Going through the entries below, tally the lines that hold the word "dword" and state the result alone.

Start of Block

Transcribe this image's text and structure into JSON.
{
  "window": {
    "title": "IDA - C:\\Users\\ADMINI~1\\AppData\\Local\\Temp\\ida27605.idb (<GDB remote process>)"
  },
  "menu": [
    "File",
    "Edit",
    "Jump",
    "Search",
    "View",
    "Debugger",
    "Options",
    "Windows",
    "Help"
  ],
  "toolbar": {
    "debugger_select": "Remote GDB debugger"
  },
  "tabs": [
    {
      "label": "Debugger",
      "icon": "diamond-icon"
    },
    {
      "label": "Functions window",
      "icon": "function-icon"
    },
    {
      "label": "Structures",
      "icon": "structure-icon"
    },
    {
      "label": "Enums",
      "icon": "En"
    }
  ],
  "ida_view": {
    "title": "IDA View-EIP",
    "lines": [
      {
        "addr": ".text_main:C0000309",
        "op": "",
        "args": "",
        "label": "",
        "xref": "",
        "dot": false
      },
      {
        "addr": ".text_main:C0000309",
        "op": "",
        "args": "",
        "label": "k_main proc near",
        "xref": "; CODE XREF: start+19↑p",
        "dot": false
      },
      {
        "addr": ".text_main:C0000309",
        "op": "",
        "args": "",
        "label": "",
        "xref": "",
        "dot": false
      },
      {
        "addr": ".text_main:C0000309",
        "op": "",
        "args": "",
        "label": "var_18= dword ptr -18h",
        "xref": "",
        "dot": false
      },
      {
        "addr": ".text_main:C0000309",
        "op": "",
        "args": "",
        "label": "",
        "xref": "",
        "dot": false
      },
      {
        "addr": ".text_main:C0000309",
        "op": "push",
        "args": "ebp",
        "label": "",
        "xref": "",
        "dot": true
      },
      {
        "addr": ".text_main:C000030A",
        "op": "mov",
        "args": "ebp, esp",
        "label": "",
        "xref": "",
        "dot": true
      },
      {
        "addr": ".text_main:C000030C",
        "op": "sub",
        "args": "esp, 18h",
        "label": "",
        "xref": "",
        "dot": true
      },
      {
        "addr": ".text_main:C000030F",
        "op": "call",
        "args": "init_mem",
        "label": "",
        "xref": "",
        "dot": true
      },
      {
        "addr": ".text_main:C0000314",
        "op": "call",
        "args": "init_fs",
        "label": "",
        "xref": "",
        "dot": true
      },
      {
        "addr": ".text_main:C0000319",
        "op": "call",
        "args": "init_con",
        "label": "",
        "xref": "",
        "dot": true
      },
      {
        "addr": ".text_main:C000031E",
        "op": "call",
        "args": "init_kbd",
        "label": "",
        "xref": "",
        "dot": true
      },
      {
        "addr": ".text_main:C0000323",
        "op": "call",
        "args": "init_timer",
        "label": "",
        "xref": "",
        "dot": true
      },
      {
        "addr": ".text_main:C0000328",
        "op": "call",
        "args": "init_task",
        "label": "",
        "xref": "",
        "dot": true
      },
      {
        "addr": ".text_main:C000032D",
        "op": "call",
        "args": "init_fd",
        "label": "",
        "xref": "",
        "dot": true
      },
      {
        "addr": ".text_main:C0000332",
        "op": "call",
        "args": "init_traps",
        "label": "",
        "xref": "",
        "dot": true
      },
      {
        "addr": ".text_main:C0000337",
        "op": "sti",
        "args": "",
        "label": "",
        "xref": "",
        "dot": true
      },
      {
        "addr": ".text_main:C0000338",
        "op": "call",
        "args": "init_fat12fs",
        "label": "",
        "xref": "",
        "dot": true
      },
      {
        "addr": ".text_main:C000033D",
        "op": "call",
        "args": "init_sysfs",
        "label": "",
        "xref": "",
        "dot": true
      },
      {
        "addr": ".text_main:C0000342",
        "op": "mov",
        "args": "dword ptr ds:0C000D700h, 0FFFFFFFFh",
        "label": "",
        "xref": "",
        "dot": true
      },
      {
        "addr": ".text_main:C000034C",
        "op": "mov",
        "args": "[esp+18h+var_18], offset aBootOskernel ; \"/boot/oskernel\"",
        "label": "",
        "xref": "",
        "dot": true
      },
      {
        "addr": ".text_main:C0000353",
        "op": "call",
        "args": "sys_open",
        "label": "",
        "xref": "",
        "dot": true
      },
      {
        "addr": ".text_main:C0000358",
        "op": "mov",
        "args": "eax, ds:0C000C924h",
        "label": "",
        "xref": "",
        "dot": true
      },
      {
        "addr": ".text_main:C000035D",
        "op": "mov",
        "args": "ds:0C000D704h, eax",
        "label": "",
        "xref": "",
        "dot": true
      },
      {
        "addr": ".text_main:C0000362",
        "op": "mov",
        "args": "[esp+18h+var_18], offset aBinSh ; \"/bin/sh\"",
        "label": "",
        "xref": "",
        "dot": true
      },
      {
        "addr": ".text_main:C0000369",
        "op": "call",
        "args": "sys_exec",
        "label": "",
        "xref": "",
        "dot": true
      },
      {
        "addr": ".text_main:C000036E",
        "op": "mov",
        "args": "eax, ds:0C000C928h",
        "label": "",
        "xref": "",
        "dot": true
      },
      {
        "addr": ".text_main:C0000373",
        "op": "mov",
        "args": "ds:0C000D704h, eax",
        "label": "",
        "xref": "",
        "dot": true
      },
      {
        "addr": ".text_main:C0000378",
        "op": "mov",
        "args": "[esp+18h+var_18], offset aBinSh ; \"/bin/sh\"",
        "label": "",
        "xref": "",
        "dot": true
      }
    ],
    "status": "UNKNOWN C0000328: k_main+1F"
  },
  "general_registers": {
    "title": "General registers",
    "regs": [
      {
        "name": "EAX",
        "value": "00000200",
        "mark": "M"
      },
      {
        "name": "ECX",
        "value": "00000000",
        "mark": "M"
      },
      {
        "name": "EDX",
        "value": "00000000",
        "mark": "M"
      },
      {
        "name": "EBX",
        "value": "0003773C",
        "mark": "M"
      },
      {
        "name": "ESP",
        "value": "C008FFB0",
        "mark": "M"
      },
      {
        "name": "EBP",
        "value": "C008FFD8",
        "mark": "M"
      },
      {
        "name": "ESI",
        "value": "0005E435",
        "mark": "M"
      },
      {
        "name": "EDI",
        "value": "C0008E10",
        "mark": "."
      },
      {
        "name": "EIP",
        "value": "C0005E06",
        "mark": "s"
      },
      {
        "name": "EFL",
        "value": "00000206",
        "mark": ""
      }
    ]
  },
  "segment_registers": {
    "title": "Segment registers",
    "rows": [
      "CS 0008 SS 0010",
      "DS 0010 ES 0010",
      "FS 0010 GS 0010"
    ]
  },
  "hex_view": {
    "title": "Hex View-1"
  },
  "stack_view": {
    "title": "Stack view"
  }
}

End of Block

__ANSWER SPACE__: 2